- **THE TASK**
The lines to copy are those in the records below that hold the word "false".

- **MATERIAL PROVIDED**
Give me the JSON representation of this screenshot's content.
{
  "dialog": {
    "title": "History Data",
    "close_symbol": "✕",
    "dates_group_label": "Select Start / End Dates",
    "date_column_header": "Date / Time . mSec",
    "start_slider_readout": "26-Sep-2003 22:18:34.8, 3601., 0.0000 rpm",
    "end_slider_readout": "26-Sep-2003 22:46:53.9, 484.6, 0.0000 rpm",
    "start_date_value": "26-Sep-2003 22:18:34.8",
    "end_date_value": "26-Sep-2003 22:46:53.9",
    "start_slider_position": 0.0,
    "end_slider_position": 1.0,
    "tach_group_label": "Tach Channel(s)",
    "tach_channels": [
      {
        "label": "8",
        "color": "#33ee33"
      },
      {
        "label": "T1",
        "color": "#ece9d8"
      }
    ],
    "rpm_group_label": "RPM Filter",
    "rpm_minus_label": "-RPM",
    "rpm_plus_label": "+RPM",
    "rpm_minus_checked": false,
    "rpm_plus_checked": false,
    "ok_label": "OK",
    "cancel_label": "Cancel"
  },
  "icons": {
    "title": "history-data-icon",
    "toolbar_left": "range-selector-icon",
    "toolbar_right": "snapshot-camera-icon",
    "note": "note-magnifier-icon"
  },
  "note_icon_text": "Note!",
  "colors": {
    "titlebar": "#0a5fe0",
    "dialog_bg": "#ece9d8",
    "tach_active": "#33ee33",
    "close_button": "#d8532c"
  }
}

- **SOLUTION TO THE PROBLEM**
    "rpm_minus_checked": false,
    "rpm_plus_checked": false,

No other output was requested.